Equine insurance helps pay for treatments needed to bring the horse back to full work, or in other words, the way the horse was before the injury. Equine insurance is important to help reduce the overall cost of medical bills associated with an injury or illness. It is very important for every horse owner to protect their investment and their horse.
How much does horse insurance cost?
There are a number of factors that influence the cost of your equine insurance premium. The following factors can affect the cost of equine insurance:
Age of your Horse
Older horses can take longer to recover if they sustain an injury or end up having a disease. The older the horse, the more expensive the insurance will be.
Some health conditions are more likely to affect Geldings or Stallions vs. Mares vs. Colts or Fillies.
Certain breeds cost more and different breeds can be more susceptible to certain diseases and injuries.
Number of Horses
You may receive a discount for insuring multiple horses under the same policy.
Use and Discipline
Depending on what type of discipline you ride or show your horse, it can affect the overall rate of insurance. Examples of uses and disciplines include hunters, jumpers, equitation, dressage, pleasure, and breeding horses.
This is the most common type of policy and is typically combined with Major Medical, Surgical, and Colic coverage. Mortality Insurance covers the value of your horse if your horse dies. Make sure you read the fine print. Some policies will cover things like death from digestive disturbances, but death from your own neglect will not be covered. Participation in certain equine sports may not be covered if your horse dies or is put down for actions that happened in these events. Some have a clause that will pay a certain amount towards surgery, but if you opt not to have the surgery and euthanize your horse, the mortality policy may be worthless and negated.
Major Medical, Surgical, and Colic
Major Medical, Surgical, and Colic coverage is typically purchased as part of mortality insurance. Carriers have various coverage limits depending on what treatment and therapy your horse needs in the event of an injury or disease. Some policies have additional limits of colic coverage included for no additional fee. This policy can cover different types of diagnostic and treatment methods (x-rays, ultrasounds, MRI, etc.). It is important to note exclusions can apply if your horse has had the same recurring injury and received prior treatment. Major Medical, Surgical, and Colic coverage always has a deductible which varies by company. Some companies have co-pays in addition to deductibles per occurrence.
Loss of Use
A loss of use policy (also called permanent disability) comes into play when your horse becomes permanently injured or has a disease where your horse can no longer continue its intended use.

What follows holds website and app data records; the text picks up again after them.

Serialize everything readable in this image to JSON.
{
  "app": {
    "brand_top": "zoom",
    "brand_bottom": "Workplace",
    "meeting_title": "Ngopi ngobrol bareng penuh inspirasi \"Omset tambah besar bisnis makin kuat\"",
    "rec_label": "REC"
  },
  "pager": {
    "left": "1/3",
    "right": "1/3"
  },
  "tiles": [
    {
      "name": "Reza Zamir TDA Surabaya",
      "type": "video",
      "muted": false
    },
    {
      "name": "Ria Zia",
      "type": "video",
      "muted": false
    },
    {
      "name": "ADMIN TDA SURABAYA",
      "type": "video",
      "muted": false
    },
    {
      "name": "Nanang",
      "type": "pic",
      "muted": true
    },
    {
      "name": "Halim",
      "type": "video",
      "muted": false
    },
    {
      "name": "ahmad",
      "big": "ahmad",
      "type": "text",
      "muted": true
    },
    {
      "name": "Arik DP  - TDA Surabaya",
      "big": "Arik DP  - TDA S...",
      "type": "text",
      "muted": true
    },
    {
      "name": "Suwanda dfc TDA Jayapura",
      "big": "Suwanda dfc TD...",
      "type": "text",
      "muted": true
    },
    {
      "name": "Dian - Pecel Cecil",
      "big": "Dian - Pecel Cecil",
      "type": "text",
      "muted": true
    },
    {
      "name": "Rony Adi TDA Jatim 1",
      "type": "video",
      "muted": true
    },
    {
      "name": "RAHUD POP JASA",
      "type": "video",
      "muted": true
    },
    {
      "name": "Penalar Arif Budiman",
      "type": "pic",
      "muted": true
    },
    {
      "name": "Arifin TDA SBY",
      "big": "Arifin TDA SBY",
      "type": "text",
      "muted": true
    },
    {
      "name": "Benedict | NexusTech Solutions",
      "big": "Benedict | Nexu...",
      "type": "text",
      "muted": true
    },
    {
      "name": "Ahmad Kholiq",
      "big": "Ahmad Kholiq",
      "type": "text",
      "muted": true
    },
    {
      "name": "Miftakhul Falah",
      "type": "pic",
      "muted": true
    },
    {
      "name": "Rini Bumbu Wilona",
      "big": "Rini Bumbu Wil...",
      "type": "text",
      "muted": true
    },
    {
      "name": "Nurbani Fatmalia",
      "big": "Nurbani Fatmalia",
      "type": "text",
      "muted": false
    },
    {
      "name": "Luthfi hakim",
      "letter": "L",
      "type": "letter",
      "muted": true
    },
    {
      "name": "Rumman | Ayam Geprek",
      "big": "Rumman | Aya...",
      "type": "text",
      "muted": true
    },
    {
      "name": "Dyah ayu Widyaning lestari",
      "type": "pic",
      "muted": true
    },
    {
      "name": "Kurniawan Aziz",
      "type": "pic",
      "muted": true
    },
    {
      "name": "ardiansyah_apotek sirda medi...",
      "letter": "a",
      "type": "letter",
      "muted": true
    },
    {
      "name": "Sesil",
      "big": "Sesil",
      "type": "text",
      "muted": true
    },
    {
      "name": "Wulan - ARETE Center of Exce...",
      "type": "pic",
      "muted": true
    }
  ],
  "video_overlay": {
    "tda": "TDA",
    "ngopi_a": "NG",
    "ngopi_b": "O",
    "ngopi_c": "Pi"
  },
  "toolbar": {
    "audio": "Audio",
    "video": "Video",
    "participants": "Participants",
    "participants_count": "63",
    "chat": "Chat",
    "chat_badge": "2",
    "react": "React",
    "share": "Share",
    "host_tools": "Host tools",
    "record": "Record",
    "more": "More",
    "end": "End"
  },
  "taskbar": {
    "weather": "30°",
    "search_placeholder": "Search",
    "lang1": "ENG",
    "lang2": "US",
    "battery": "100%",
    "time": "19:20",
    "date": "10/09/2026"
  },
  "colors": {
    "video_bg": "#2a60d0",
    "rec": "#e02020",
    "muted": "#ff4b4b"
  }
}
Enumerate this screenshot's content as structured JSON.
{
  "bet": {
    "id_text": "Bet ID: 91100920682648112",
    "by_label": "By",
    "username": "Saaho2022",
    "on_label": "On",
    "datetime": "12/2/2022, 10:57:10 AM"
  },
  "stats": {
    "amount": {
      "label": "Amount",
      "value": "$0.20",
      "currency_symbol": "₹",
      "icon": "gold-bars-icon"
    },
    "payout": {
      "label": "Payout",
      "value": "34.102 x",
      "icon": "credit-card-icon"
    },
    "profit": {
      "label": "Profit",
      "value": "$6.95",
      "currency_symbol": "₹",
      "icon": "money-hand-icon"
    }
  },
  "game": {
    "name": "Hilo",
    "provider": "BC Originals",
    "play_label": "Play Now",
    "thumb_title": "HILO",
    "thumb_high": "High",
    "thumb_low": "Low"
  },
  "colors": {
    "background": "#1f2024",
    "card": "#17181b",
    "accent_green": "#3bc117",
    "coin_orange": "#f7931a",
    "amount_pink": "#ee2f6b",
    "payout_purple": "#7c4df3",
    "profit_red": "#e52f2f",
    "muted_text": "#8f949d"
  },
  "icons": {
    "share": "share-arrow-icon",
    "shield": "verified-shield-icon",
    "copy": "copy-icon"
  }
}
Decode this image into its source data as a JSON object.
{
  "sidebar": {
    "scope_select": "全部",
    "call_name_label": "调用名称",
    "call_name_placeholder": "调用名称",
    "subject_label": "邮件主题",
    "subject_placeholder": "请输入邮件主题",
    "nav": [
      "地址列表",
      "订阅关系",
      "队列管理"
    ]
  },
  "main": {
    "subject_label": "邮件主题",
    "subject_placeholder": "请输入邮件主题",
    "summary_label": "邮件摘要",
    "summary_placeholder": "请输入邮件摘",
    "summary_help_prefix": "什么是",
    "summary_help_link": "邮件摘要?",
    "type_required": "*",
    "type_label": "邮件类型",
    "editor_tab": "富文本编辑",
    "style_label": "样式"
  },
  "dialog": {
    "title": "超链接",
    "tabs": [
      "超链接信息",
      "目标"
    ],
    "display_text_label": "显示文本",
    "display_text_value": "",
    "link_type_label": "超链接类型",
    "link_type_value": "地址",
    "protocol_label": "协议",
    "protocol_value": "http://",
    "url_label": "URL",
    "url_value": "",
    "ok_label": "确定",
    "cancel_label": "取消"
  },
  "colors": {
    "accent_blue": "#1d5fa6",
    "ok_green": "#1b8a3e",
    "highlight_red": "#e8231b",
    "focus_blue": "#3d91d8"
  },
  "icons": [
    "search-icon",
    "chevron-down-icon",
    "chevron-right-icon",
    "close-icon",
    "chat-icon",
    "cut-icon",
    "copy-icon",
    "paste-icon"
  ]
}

These polices will reimburse you a percentage of your horse’s value (usually 60% or less). Be wary of the fine print, because if your company pays you the value of the horse, unless the horse is a gelding, the company can take your horse and use it for breeding.